Exercise –
Scan the entries for the word "检测到人脸" and return every line that has it.

Dataset items –
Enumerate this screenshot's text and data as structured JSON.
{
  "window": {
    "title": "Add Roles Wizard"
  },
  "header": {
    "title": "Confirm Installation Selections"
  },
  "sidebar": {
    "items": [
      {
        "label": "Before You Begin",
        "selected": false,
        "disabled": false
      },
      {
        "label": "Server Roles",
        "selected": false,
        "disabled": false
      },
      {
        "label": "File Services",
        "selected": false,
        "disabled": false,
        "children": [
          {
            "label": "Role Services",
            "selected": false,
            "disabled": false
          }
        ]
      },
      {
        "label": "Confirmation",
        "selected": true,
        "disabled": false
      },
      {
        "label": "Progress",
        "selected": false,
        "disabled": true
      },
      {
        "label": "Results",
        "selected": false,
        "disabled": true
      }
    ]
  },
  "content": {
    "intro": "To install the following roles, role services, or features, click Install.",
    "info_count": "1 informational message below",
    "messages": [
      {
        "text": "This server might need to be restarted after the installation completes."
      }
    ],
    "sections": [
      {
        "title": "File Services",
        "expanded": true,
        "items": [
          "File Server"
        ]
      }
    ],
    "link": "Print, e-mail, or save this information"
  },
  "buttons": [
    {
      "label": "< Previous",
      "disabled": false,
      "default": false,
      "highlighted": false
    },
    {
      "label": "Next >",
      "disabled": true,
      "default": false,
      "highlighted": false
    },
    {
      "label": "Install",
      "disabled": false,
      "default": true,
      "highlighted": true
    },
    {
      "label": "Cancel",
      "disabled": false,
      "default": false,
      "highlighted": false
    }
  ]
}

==

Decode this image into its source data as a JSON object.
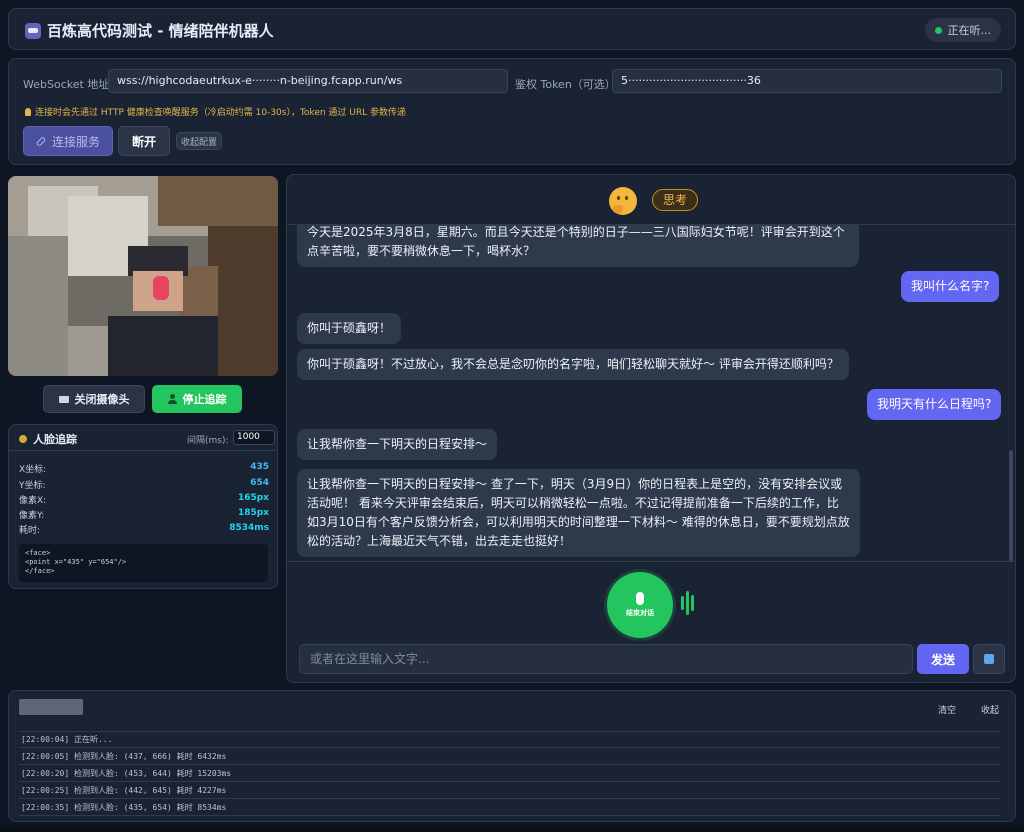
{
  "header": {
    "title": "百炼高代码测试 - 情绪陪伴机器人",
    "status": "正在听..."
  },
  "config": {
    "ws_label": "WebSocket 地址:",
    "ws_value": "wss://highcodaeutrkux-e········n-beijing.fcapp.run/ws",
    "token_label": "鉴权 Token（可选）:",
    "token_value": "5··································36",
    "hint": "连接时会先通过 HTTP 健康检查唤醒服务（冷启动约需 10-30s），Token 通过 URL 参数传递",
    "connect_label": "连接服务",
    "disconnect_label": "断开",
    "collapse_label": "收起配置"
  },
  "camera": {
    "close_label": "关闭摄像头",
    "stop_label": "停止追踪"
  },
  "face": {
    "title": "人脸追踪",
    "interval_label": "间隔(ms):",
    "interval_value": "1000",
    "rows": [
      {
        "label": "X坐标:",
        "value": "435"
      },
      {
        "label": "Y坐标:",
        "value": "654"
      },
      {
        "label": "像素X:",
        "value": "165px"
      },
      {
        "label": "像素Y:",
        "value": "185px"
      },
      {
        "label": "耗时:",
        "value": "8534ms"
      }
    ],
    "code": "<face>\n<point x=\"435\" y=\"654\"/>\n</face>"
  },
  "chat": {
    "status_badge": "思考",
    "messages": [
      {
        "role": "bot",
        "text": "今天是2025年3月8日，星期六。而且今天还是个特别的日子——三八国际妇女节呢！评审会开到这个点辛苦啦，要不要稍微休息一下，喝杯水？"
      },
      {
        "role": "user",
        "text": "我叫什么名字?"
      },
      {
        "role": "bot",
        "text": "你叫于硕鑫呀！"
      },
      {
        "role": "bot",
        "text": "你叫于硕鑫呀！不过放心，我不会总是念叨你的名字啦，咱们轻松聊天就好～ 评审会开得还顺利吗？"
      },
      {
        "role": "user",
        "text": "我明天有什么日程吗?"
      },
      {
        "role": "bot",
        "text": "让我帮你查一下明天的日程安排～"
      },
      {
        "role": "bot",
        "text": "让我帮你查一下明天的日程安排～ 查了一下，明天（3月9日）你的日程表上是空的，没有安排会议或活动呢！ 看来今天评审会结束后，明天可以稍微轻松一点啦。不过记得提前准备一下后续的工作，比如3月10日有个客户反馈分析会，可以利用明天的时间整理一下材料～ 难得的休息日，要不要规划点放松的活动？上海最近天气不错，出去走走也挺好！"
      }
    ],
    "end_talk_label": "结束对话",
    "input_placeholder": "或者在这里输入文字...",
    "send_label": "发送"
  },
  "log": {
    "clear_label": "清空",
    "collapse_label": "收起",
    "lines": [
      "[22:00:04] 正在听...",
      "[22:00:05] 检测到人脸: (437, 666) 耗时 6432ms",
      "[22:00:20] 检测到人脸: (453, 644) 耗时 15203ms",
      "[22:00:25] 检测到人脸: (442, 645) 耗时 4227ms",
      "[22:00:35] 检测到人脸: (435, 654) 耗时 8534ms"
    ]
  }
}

Solved problem –
      "[22:00:05] 检测到人脸: (437, 666) 耗时 6432ms",
      "[22:00:20] 检测到人脸: (453, 644) 耗时 15203ms",
      "[22:00:25] 检测到人脸: (442, 645) 耗时 4227ms",
      "[22:00:35] 检测到人脸: (435, 654) 耗时 8534ms"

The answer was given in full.